When I was a child, the library of my little Catholic elementary school was my refuge. For a puny kid with terrible eyesight and zero physical coordination, it was a paradise compared to the hot asphalt courtyard where the other kids shouted and ran. They pelted each other with hard rubber balls beneath the tropical Hawaiian sunshine in games of dodgeball that seemed to me nothing more than adult-sanctioned violence, and I didn’t want anything to do with it. The library was cool and dim, with dull metal shelves full of cellophane-covered books that crackled deliciously when I opened them, but that wasn’t why I loved it.
Sister Veronica, the librarian, was frankly scarier than getting hit in the face with a rubber ball. Instead of leaving round bruises on your thighs, though, she took vicious verbal swipes. Once, after I stammered out an apology for returning a book late, she ripped it from my hands, sniffing, “Hmmph. Impudent beast!” I told a neighbor boy that story and he laughed, saying, “Oh, yeah? Ask her how many children she has!” (Years later, I figured out he thought she’d called me an impotent beast.) Still, I was willing to brave her. I decided that Sister must love Jesus, to have agreed to be his bride and all, but that she didn’t seem to love anyone else. Nevertheless, I’d find myself happily sitting beside her, more recesses than I can count, in the back room of the library that doubled as a study space and a tiny boutique that sold handicrafts made by the nuns, prayer cards, and religious medals.

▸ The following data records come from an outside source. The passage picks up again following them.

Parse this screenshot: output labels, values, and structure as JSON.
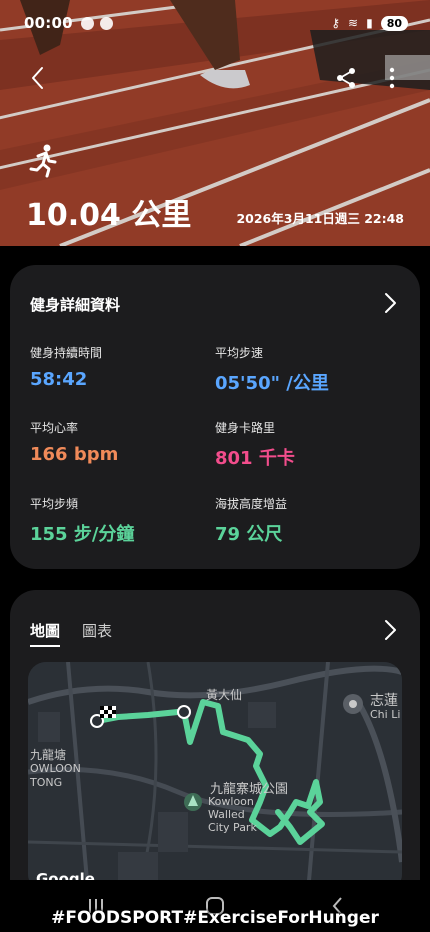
{
  "status_bar": {
    "time": "00:00",
    "battery": "80"
  },
  "hero": {
    "distance": "10.04 公里",
    "datetime": "2026年3月11日週三 22:48"
  },
  "details": {
    "title": "健身詳細資料",
    "stats": [
      {
        "label": "健身持續時間",
        "value": "58:42",
        "color": "#5aa6ff"
      },
      {
        "label": "平均步速",
        "value": "05'50\" /公里",
        "color": "#5aa6ff"
      },
      {
        "label": "平均心率",
        "value": "166 bpm",
        "color": "#f08a59"
      },
      {
        "label": "健身卡路里",
        "value": "801 千卡",
        "color": "#f24d8c"
      },
      {
        "label": "平均步頻",
        "value": "155 步/分鐘",
        "color": "#5bd39a"
      },
      {
        "label": "海拔高度增益",
        "value": "79 公尺",
        "color": "#5bd39a"
      }
    ]
  },
  "map_card": {
    "tabs": [
      {
        "label": "地圖",
        "active": true
      },
      {
        "label": "圖表",
        "active": false
      }
    ],
    "map_labels": {
      "wong_tai_sin": "黃大仙",
      "chi_lin_cn": "志蓮",
      "chi_lin_en": "Chi Li",
      "kowloon_tong_cn": "九龍塘",
      "kowloon_tong_en1": "OWLOON",
      "kowloon_tong_en2": "TONG",
      "park_cn": "九龍寨城公園",
      "park_en1": "Kowloon",
      "park_en2": "Walled",
      "park_en3": "City Park"
    },
    "attribution": "Google",
    "route_color": "#5bd39a"
  },
  "overlay": "#FOODSPORT#ExerciseForHunger",
  "icons": [
    "back-icon",
    "share-icon",
    "more-icon",
    "running-icon",
    "chevron-right-icon",
    "flag-icon",
    "park-icon",
    "temple-icon"
  ]
}
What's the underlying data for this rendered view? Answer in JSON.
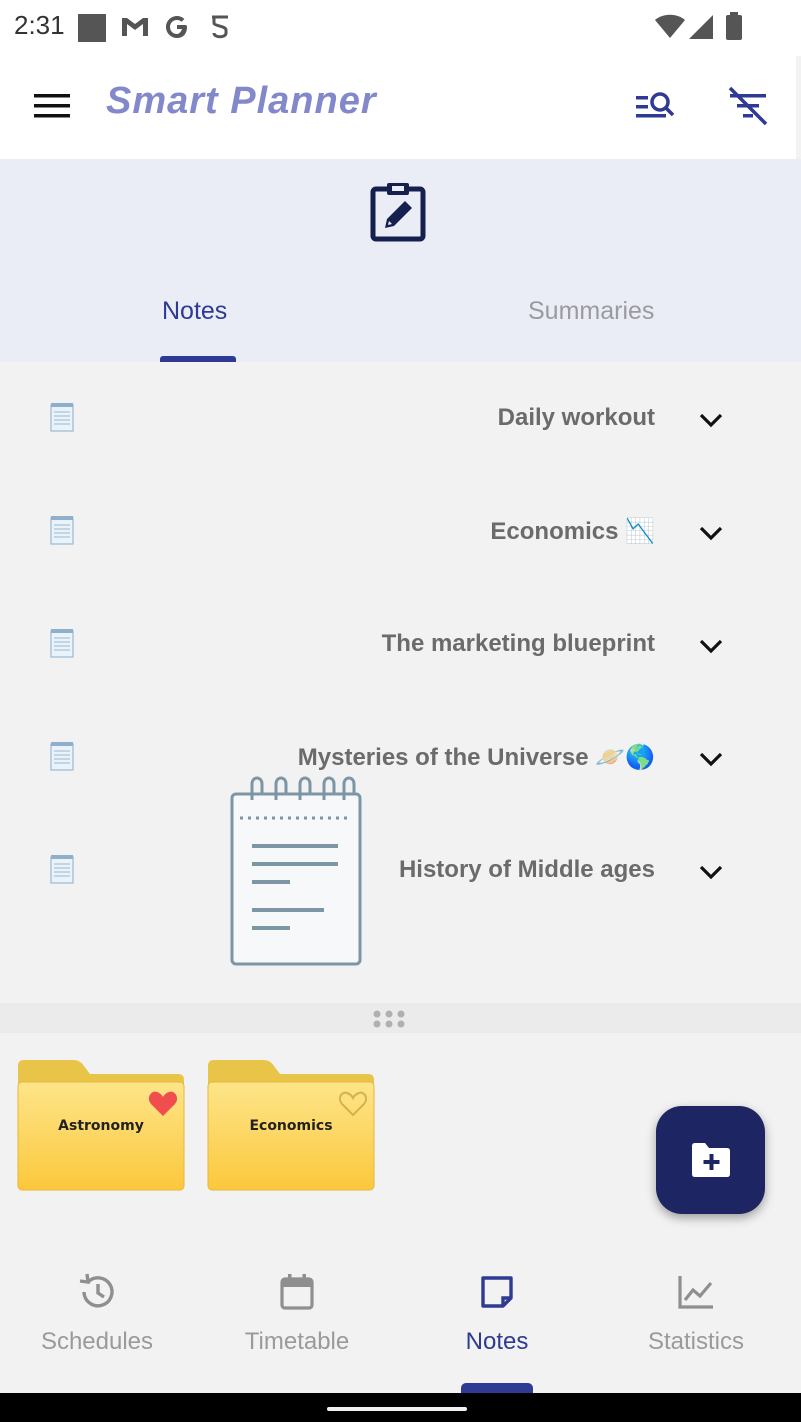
{
  "status_bar": {
    "time": "2:31",
    "icons": [
      "square-icon",
      "gmail-icon",
      "google-icon",
      "s-app-icon",
      "dot-icon",
      "wifi-icon",
      "signal-icon",
      "battery-icon"
    ]
  },
  "app_bar": {
    "title": "Smart Planner",
    "icons": [
      "menu-icon",
      "search-list-icon",
      "filter-off-icon"
    ]
  },
  "header": {
    "icon": "edit-clipboard-icon",
    "tabs": [
      {
        "label": "Notes",
        "active": true
      },
      {
        "label": "Summaries",
        "active": false
      }
    ]
  },
  "notes": [
    {
      "title": "Daily workout",
      "icon": "notepad-icon"
    },
    {
      "title": "Economics 📉",
      "icon": "notepad-icon"
    },
    {
      "title": "The marketing blueprint",
      "icon": "notepad-icon"
    },
    {
      "title": "Mysteries of the Universe 🪐🌎",
      "icon": "notepad-icon"
    },
    {
      "title": "History of Middle ages",
      "icon": "notepad-icon"
    }
  ],
  "folders": [
    {
      "label": "Astronomy",
      "favorite": true
    },
    {
      "label": "Economics",
      "favorite": false
    }
  ],
  "fab": {
    "icon": "add-folder-icon"
  },
  "bottom_nav": [
    {
      "label": "Schedules",
      "icon": "history-icon",
      "active": false
    },
    {
      "label": "Timetable",
      "icon": "calendar-icon",
      "active": false
    },
    {
      "label": "Notes",
      "icon": "sticky-note-icon",
      "active": true
    },
    {
      "label": "Statistics",
      "icon": "chart-icon",
      "active": false
    }
  ],
  "colors": {
    "accent": "#2e3a94",
    "title": "#8288c9",
    "fab": "#1d2562",
    "header_bg": "#eaedf6",
    "heart_filled": "#f04e4e",
    "folder": "#fcd15a"
  }
}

Beside the one long work table that kids could sit at to read or do homework, there was a basket filled with white cloth squares. I now realize these were cut up pieces of the nuns’ old habits. After checking out the latest Nancy Drew novel or a tale of adventure in the Arctic north, I’d head back to the table, grab a pile of those cloth squares and get to work. My friends and I would sit there, carefully and methodically pulling threads from a square until the material had been completely unraveled. Sometimes, if the cloth was a stubborn one and wouldn’t give, I’d take a straight pin, insert it near the edge, and gently wiggle until it made a space between the threads. When we were finished, we’d present the fluffy piles of thread to Sister Veronica, who accepted them with pursed lips. If we did enough squares, she gave us prayer cards printed with a picture of a saint on the front and that saint’s particular prayer on the back (the saints were specialists, I learned – St. Anthony for lost objects, St. Jude for hopeless situations like dire illness or math tests). We collected and saved them the way my daughter does Pokemon cards. The reward for our work: talismans of hope.
To this day, I have NO idea what that was for. Maybe she used the threads to stuff cushions or as quilt batting. Maybe it was some sort of ingenious way to occupy fidgety kids who would otherwise be whispering and giggling and committing other terrible library offenses. Maybe it was penance. What I do know is that it soothed and satisfied me deeply – this intricate process of loosening and drawing and undoing. It was miraculous to me to hold a linty ball in my hand that had once been a tightly woven piece of cloth.
At this point in my life, the unraveling of old bits of habit is an apt metaphor for my journey. The scraps are pieces of cloth called “Can’t,” “Won’t,” “Don’t have time,” and “Don’t know how.” I stick pins in the edges and work them back and forth until something gives.
Here: a compromise between this commitment and that.
There: the willingness to be wrong and look stupid doing a new thing.
Now: fifteen minutes – okay maybe ten – to walk and breathe and admire the crazily blooming spring flowers.
I work one string at a time until there is breathing room, and what I’m left with is soft and light. I don’t know what the purpose is – only that it is satisfying and that I am transformed.
Photo credit: “Thread” by Andrew Magill is licensed under a Creative Commons Attribution 4.0 International License.